« Last post by experimental on March 25, 2017, 09:45:22 AM »
Well i think diagnoses are real entities/things. I thought that way before i had any adult understanding of what the DSM is or how diagnoses (of anything, from anywhere) are established. I felt and believed in the validity of these categories including BPD as a teenager and before any influence from any psych person. I think it's up to the diagnoser to understand and exercise their judgment about which thing or things someone has, and which ones are valid and meaningful while others are secondary or a spin-off of something. It may well be both, and it'd be irresponsible not to capture it as such. I later found out there are guidelines and much discussion about these things, especially complicated/ambiguous/conceptually-unclear categories. But that doesn't stop it from being valid. So it bothers me when people say diagnoses don't matter or it's the person that counts or docs/pdocs/professionals/experts/Ts don't know what they're doing and undermine all of it. Because it's real and meaningful to me. And for a long time i wrangled these on my own.
And hey i'm not a doctor or diagnoser or whoever else, but I can see things and I expect and will only give time to doctors who can exercise at least an equal level of clarity and clinical judgment. Of which they are qualified for. I agree many people suck at it despite that. And it's a really awful experience for us when they do. But these are meaningful categories and I want to swim away from the current in survivor communities where believing in yourself and your value or uniqueness equals rejecting these categories and the expertise that sits behind that (or should sit behind that). I feel like i'm trying to keep sight of its value and worth. I'm not either a doc of any sort nor someone helped by one (ie able to finally trust one who is wise and competent and great), so i can't be idealising their greatness, and i have my share of cynicism and bitterness. Not that you guys make me feel that way, but it's just conversations i've been in before elsewhere.
It's up to the diagnoser to exercise an appropriate level of judgment about both the diagnosis and its description.
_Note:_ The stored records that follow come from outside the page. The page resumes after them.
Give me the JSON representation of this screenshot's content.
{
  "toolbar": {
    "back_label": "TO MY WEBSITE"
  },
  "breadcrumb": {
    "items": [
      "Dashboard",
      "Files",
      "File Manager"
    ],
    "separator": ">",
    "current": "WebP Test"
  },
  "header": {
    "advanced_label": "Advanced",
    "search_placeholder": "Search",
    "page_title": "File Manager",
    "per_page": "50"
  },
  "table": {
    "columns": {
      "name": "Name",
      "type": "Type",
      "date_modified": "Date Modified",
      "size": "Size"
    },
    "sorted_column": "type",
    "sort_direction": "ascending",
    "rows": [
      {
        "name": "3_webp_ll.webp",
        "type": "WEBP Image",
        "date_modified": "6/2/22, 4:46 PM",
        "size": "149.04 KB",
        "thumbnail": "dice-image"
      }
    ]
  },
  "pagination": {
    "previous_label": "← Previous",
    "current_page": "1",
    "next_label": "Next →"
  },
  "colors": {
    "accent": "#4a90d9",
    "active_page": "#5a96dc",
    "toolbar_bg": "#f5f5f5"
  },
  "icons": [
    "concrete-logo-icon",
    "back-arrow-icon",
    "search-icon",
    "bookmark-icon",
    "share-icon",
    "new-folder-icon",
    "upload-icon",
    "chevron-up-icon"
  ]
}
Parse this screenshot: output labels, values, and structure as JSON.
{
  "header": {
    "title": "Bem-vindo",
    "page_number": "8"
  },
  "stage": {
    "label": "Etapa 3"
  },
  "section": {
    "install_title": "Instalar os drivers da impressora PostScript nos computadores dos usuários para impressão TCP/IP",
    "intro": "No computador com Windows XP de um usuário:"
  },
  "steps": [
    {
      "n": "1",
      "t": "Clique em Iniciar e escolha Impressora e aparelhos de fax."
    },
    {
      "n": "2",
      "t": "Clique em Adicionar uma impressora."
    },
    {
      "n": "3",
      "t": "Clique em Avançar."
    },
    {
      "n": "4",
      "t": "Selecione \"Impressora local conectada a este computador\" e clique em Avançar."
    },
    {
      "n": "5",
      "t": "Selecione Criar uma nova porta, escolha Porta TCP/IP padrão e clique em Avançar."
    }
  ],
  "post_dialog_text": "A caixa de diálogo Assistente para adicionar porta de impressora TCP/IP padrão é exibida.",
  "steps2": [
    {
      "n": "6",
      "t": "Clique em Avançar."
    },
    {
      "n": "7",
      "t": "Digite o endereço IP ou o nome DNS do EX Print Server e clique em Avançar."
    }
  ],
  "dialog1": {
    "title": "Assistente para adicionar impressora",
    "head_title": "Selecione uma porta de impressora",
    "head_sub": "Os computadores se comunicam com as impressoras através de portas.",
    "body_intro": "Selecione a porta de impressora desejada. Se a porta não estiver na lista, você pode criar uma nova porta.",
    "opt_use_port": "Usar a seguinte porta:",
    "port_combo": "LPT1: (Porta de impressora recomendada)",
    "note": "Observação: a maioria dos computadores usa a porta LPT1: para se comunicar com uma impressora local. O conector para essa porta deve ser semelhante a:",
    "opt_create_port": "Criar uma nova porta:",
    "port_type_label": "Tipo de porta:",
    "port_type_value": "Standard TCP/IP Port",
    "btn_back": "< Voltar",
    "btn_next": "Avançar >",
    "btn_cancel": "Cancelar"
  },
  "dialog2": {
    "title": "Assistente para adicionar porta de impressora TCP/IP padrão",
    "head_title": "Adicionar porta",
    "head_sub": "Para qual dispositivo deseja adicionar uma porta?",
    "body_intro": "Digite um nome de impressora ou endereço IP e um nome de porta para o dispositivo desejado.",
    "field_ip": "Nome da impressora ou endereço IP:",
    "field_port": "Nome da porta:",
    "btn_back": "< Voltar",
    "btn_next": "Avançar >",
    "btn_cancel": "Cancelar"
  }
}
It's up to the reader of my records to exercise sensible judgment about complexity in whatever is described, any overlaps or similar terminology, or variations of the same phenomenon under different terminology or descriptors (even my brain injury has a clusterfk of words). Sometimes it's not realistic to expect anyone coming upon my medical record to understand it all deeply, and you could even say that it's only natural NOT to understand it for most medical contexts, but that doesn't undermine what it is. It's a problem of governance or people (and context) or process, which is a different thing, different discussion.
I certainly don't want to minimise or dismiss the destructive impact of many people with BPD. But the category in itself is meaningful to me and I'm glad and happy that it was seen in me in some way because it's illuminating for a number of things. And also cos i have positive associations with the term to begin with.
And i guess im on a 'psychiatric' swing in rebound from old-t's vague anti-diagnoses position to a detrimental degree. and recently getting in touch with the extent of clinical thought in my head sequestered away all this time. so it's the combo of the two leading to these posts. heh.
FWIW i would most probably not meet criteria now anyway, but aged 16-20 if i went to say a hospital during one of my really bad days (as they say you should do but i never did) and was really honest about everything that was going on and my thought process (which i would never have done cos it was far more about hiding everything), it would be easy and understandable to have diagnosed me BPD.